TREASURE ISLAND — Residents will have an opportunity to voice their opinion on whether smoking and vaping should be banned on the beach or in city parks during a City Commission workshop next month.
On June 24, Gov. Ron DeSantis signed a bill into law that allows counties and cities to ban smoking on their beaches and in their parks. However, the smoking of unfiltered cigars cannot be regulated. Pinellas County beach cities are now deciding whether to enact the smoking ban.
During an Aug. 2 City Commission workshop, Treasure Island Mayor Tyler Payne said at a recent meeting of the Barrier Islands Governmental Council, “the rest of the beach cities are all looking at doing something, and they would all like to have something consistent as possible up and down the Gulf beaches.”
“I’m fine leading the way on it,” Payne told fellow commissioners. “If it’s not super-complicated, we can even go with something not super-restrictive. The primary reason for doing it is to prevent some of the littering of cigarette butts. I definitely want to do that, but I don’t have a strong feeling on vaping.” He said the smell isn’t as harsh to people and vaping doesn’t produce litter.
“I have heard from a lot of residents asking us, when we are going to adopt something?” Payne said. “I talked to the city manager about that; from what I heard we’re kind of waiting on some other city to adopt it.”
City Attorney Jennifer Cowan said it won’t be complicated to write an ordinance that follows the state regulation. “One thing to think about is the enforcement issue,” she advised. “My expectation is it will probably be enforced by the citation method used now for any other beach infraction like glass on the beach.”
Cowan told commissioners she knows some cities are not going to move forward while others are very passionate about it. “I just need direction on what the commission is looking to restrict and where, an ordinance can be brought back in a few weeks,” she said.
Commissioner Beth Wetzel cautioned that there’s a lot going on at the moment with Charter Review questions, the Comprehensive Plan revision and other city legislation being proposed. She said it might be prudent to let some of those issues get resolved while other cities iron out the technicalities of a smoking ban.
Commissioner Saleene Partridge agreed. “Let them work out the kinks … because there’s going to be some pushback, there always is,” she said. Sometimes “it’s best not to be the first pioneer,” she added.
Commissioner John Doctor said the topic did come up at the last Treasure Island-Madeira Beach Chamber of Commerce meeting and representatives said “they are very interested in moving forward, but they would like to see what occurs not only in Pinellas County but throughout the state.”
He added, “I think the businesses and everybody are on board, but everybody doesn’t want to be the first; they would like to see it kind of settle down a little bit, see what happens, what gets approved and move forward from there.”

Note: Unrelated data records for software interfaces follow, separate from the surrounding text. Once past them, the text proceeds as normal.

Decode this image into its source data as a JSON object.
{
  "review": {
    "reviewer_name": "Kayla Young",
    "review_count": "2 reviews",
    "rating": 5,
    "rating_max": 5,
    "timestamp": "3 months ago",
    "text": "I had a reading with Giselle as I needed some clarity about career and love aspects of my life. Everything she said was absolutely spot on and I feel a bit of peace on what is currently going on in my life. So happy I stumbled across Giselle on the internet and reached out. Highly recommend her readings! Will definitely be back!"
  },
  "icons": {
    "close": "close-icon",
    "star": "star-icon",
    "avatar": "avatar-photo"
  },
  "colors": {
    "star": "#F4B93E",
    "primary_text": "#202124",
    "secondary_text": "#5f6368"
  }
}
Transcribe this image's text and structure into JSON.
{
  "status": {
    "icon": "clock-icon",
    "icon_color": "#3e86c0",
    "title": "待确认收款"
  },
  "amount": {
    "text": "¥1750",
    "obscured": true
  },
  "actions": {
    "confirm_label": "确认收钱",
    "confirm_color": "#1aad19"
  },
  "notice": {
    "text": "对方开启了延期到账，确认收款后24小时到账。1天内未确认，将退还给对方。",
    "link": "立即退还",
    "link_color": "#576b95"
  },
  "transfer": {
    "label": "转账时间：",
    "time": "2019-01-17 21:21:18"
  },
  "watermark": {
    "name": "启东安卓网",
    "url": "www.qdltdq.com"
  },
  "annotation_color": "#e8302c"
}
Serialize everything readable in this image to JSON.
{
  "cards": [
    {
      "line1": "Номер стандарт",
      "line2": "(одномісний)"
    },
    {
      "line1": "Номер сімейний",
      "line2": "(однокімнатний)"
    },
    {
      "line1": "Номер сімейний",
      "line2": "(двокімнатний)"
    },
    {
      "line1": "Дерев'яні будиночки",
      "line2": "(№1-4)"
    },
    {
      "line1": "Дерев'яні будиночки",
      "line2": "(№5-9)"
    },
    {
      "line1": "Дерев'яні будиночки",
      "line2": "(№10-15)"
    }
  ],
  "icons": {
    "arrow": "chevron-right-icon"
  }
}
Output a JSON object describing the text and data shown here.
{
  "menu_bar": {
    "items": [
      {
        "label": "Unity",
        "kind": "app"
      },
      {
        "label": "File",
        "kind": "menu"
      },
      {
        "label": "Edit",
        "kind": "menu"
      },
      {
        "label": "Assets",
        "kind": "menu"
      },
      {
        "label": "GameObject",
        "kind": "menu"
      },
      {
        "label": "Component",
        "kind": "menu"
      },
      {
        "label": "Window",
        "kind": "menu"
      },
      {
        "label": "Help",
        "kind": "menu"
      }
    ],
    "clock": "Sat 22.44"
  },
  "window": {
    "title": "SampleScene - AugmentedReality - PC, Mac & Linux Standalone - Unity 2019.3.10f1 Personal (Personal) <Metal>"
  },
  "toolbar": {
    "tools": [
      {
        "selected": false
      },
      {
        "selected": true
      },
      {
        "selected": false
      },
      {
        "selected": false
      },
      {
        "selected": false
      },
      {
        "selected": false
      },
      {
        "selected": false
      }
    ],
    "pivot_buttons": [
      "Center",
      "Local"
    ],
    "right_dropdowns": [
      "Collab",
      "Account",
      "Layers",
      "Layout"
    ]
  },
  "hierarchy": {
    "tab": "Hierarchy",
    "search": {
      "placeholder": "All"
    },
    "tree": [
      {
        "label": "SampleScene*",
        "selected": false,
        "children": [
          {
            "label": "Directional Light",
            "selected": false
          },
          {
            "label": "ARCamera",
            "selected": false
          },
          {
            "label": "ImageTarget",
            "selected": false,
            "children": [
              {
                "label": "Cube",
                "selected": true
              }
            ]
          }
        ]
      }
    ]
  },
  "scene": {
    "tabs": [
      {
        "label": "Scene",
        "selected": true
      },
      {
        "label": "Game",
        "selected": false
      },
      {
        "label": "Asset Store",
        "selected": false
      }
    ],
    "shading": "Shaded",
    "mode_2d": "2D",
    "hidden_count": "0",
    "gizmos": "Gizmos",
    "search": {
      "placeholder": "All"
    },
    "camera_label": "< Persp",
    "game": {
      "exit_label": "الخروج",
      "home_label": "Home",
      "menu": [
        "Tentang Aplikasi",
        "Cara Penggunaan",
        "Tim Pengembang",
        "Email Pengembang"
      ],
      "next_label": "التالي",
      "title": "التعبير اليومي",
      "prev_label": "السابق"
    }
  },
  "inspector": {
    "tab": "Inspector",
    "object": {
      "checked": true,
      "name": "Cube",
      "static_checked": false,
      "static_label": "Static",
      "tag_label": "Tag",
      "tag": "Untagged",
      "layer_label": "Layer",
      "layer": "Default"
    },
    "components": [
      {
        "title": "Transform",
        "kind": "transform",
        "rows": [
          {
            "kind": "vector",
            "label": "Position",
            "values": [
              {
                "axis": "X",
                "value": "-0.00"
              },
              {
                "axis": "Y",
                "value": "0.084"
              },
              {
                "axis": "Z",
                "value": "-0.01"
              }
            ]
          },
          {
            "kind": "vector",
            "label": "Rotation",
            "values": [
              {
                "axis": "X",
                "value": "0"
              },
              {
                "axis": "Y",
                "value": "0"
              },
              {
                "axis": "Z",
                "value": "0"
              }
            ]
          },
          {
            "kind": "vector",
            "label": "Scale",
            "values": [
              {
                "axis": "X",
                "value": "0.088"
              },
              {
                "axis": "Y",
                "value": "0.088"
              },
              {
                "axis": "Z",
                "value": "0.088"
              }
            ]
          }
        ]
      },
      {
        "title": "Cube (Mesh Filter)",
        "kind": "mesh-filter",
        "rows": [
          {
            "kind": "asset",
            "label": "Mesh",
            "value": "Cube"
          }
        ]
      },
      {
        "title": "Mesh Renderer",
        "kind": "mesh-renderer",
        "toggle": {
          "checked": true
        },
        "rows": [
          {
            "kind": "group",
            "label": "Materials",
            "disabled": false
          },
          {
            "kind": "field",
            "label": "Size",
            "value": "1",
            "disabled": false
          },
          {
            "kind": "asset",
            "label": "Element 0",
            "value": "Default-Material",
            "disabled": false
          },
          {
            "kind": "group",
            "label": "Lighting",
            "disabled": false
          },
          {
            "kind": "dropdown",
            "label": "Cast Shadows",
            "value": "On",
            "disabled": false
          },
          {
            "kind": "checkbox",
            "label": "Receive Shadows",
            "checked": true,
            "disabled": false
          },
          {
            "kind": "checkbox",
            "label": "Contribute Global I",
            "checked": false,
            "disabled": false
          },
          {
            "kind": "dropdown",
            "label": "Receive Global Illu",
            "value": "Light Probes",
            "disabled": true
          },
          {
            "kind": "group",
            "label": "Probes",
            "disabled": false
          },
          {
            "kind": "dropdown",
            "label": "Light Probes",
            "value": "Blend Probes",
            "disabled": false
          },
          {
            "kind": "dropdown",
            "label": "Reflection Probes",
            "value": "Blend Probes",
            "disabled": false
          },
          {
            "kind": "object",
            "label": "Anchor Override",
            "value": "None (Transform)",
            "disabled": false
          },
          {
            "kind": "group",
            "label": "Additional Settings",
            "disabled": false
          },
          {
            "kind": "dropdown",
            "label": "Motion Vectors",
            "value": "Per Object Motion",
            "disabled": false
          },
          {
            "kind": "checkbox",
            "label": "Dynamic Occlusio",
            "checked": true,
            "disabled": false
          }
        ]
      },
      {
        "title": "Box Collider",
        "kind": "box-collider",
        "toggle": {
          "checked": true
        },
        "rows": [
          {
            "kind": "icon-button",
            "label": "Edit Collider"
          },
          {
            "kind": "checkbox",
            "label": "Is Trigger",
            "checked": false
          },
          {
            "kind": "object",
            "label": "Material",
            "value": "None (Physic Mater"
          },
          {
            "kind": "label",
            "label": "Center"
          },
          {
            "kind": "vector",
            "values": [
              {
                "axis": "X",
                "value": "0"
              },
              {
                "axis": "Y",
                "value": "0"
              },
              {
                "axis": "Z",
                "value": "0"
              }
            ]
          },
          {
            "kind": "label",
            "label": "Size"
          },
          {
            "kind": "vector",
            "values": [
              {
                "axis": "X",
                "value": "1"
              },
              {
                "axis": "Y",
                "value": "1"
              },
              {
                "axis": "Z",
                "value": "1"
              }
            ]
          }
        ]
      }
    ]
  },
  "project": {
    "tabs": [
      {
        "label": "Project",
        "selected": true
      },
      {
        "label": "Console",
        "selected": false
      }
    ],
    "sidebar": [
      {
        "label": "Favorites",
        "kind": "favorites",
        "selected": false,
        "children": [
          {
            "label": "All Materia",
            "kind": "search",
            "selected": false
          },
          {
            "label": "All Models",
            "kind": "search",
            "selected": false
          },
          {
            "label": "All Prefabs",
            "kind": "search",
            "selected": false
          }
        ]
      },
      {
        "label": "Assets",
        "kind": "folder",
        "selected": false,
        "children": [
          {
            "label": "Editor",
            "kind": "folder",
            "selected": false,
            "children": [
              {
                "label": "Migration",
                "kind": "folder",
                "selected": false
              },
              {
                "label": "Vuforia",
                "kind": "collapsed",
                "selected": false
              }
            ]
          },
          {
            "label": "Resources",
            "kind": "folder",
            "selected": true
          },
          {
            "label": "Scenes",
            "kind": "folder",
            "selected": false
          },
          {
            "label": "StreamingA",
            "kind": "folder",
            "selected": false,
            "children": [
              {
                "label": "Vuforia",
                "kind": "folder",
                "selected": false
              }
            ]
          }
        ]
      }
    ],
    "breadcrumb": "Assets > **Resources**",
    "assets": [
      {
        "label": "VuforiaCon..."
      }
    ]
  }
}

Commissioner Deborah Toth said constituents have reached out to see what the commission is going to do. “You go to the beach and sit down in the sand and you’ve got cigarette butts on your feet; it’s kind of gross,” she said.
Payne said he would expect a “culture shift” at first. “Everyone said it will be really hard to enforce not smoking in restaurants when that got rolled out, but now you don’t even think about the fact that nobody is smoking in a restaurant.
“Once other cities start to do this, and it just becomes known public knowledge that you can’t smoke on the beach, then it will hopefully take care of itself,” he said.
Commissioner Wetzel suggested it be put on a workshop agenda to give the public a chance to weigh in on the issue.
City Manager Amy Davis said there are three questions that will need to be explored and addressed by commissioners: whether to include vaping or not; whether the ban should involve both beaches and parks; and whether the beach should have smoking and non-smoking sections.
Commissioners decided the topic will be discussed at workshop on Sept. 19. If all issues are decided upon at that meeting, it could be placed on an agenda in October for a vote.